The strangeness I found in your post was not so much rooted in any ignorance as in a confusion of terms. I'm sure you know as much about that period as I do but, after implying that the modern French aren't Northern Europeans (which they aren't in some ways), you give as an example of non-Northern Frenchness the, er, Normans - the Northmen, cousins of the Northern antiassimilationists (allegedly) of the Danelaw.

I also sense a lack of clarity on your part about whether you mean noblemen or commoners (the ruling classes of all the named groups employed inter-group marriage as a political tool) but I might be wrong about that.
Danes keeping to themselves?

The Danelaw the drawing of a boundary, you stay on your side, we'll stay on our side, prevent more ... up and went home, didn't they, and the rest must have been assimilated by the English. When? The Norman years?

I don't know when assimilation can be said to have been complete. The Danelaw existed for less than a hundred years (last bit reconquered 955) but the Danes played a part in England for much longer than that. There were constant new arrivals, so the process must have been continuous and uncompletable until the supply of fresh Danes dried up. (1041?)

Apparently, the Danes kept pretty much to themselves in Ireland but not in England, where (plebeian) intermarriage seems to have been common. This is interesting:
And not just because of this extract:
In central and eastern England, it seems both migrant and local populations were prepared to integrate and reforge new community identities, albeit under the influence of the dominant political powers. A degree of linguistic similarity may have fostered both political and kin-based assimilation, and this may have assisted the decline of the Scandinavian languages, which appear to have dwindled away after only a few generations even in the most heavily settled areas.
The Normans welcomed and assimilated by the French French?

What do you mean by 'French'?

When the Normans invaded France, obviously there was conflict, but then didn't they get (were given) the area of Normandy, ... from the French in more central regions, but it was still French. They didn't form a separate little Norse-speaking kingdom.

No, they seem to have adopted the local version of Latin quite quickly.
I really should look that up because I don't know that era well enough, and I forget when people stopped being Franks and Frankish and started being the French of France.

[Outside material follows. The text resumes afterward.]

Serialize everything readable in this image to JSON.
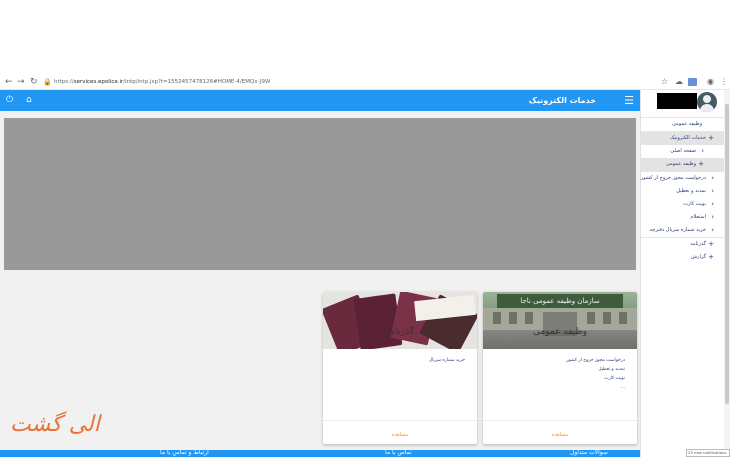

The kingdom of France was founded in 843 ( I think) but it didn't mean very much until the 12th century.
And that's my objection to 'Had not the Norman French been welcomed and assimilated by the French French a couple of centuries before?'. The Northmen set up raiding bases in what would become Normandy at least fifty years before France existed in any sense at all, and even when France finally arrived it was a very weak entity, little more than a sham hierarchy of fancy titles. The king was nominally at the top but the real wealth and power remained in the hands of the same old bully-boys, titled or otherwise. Temporal allegiances would have been very local and probably not very voluntary, especially for the peasants. So how much would the non-Scandinavian inhabitants of Normandy have considered themselves French, or even West Frankish? Not very much, I suspect.
The Christian identity was probably far more important. The Northmen didn't convert until 911 (part of the deal that gave them their dukedom). So if you had said 'Had not the pagan Normans been welcomed and assimilated by the Christian Franks 150 years before?' I might have ...
What? Agreed? Nooo. 'Welcoming and assimilating'? What choice did the local people have? Or the French kings, for that matter?

But I ramble.